Only store potatoes in good condition. If you store some damaged potatoes, they will all become infected. Any damaged ones can be eaten over the next week or so.

Store in cool conditions but never in the fridge or freezer. If the potatoes are stored too cool they will turn sweet and not store for very long. The best temperatures for storing potatoes are in the range 5°C to 8°C / 40°F to 45°F. For the average gardener these "ideal" temperatures are hard to achieve. The basic rule is don't let the temperature drop much below 4°C / 40°F and keep them as cool as you can above that temperature. A garden shed in the shade is often a good place.

Exclude the light. If light gets to potatoes in storage they will turn green and begin to sprout. This "greening" can often be reversed by placing the potatoes in complete dark for a week or two. The storage bags will exclude some of the light but also store them in a dark position such as a garden shed or a cool cellar.

Inspect the stored potatoes regularly. The best method is to turn the bags out once every month and examine each of the potatoes. Discard any which show signs of deteriorating. Again, in practice the average gardener may not have time to do this. At the very least, open the bags once a month and smell the potatoes immediately. Rotting or diseased potatoes can easily be detected by their odour. Remove a few potatoes from the top of the bag and inspect those below.


Date: 26 August 2016 From: Sullivan
QUESTION: After harvesting, how long should you store main crop potatoes before cooking to prevent breaking up?
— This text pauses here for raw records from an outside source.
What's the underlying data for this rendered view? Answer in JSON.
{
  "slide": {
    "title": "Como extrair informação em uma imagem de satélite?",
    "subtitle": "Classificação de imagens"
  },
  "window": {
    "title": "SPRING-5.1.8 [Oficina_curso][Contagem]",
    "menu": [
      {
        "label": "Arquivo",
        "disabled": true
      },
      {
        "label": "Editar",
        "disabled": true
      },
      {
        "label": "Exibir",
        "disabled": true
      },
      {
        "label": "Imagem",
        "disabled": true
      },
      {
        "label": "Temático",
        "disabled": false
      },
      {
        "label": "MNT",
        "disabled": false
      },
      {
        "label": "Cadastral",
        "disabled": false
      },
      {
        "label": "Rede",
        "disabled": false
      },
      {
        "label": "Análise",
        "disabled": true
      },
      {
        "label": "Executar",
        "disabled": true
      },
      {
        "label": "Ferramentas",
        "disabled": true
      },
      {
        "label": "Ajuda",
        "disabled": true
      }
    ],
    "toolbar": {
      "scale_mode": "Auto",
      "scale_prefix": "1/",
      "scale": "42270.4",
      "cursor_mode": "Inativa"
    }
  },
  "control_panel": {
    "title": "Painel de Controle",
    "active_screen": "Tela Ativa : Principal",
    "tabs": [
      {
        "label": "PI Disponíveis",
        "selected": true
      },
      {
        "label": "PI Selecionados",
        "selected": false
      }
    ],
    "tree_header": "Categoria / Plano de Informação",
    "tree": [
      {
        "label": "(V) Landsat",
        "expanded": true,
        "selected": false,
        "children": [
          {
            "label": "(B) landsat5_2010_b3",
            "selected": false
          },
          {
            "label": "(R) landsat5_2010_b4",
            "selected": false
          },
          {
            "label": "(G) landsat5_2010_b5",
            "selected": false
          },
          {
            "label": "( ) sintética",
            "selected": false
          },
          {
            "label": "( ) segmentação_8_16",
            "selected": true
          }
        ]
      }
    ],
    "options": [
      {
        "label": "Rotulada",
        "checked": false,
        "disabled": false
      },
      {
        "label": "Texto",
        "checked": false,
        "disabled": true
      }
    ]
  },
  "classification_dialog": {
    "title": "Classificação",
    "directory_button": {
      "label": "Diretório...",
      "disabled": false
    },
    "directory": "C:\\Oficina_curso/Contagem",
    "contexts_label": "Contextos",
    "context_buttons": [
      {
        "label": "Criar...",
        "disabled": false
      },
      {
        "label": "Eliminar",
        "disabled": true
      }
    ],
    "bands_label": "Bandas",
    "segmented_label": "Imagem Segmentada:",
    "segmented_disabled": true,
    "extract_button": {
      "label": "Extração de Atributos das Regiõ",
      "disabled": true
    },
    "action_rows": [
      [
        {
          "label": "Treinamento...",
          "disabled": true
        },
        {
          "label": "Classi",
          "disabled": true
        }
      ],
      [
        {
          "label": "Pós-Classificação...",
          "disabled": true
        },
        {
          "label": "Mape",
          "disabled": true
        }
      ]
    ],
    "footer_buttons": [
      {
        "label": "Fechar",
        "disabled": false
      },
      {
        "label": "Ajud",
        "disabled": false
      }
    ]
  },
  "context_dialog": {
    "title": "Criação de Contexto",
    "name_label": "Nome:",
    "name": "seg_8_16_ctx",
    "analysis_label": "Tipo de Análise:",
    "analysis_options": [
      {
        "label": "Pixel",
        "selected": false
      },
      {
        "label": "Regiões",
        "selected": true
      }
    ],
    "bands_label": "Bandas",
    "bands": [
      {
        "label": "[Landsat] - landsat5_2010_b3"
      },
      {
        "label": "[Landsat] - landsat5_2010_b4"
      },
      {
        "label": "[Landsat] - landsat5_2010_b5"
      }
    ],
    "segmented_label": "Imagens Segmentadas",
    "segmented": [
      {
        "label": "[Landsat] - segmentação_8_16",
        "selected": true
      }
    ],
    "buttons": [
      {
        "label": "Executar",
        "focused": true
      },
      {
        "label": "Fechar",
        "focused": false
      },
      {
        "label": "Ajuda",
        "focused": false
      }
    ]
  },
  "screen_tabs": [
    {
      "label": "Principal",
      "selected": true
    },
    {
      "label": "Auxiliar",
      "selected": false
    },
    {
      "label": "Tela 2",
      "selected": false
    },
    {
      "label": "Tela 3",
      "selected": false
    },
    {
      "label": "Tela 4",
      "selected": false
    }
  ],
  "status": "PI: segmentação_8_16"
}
ANSWER: This is a very difficult question to answer! Firstly, my personal method is to harvest the potatoes on a dry day and leave them in the open (if no rain) for two to three days. Place them in their storage place and start cooking them a day or so later.

The difficulty is that different varieties have different storage needs. Also the conditions throughout the growing season appear to affect how long they need to be stored before using. But I find it impossible to predict the time correctly so i use my rule of thumb in the para. above.

Date: 10 Oct 2015 From: Tracy
Is it OK to leave main crop potatoes in the ground and dig them as you need them even if there have already been frosts please?

ANSWER: Potatoes are unlikely to be damaged by a frost when left in the ground at this time of year. Eventually, a severe frost may reach that far down but it would need to be very cold to do that. The major risk with leaving them in the ground is that slugs or another pest / disease will get to them.

Once the foliage has died down, leave some marker to show where they are. A couple of times in the past few years I have gone out to harvest some potatoes only to forget exactly where they are! One patch of bare earth in December looks much like another.

Date: 8 July 2015 From: Denis B
Is it correct that you can store your early potatoes by re-burying them in the earth until required.

ANSWER: To do full justice to this question we have added a large section in the main article entitled "How Can Early Potatoes Be Stored". Click here to skip to that section now.


Your email address:

Your Name:

Enter Your Comments / Questions below: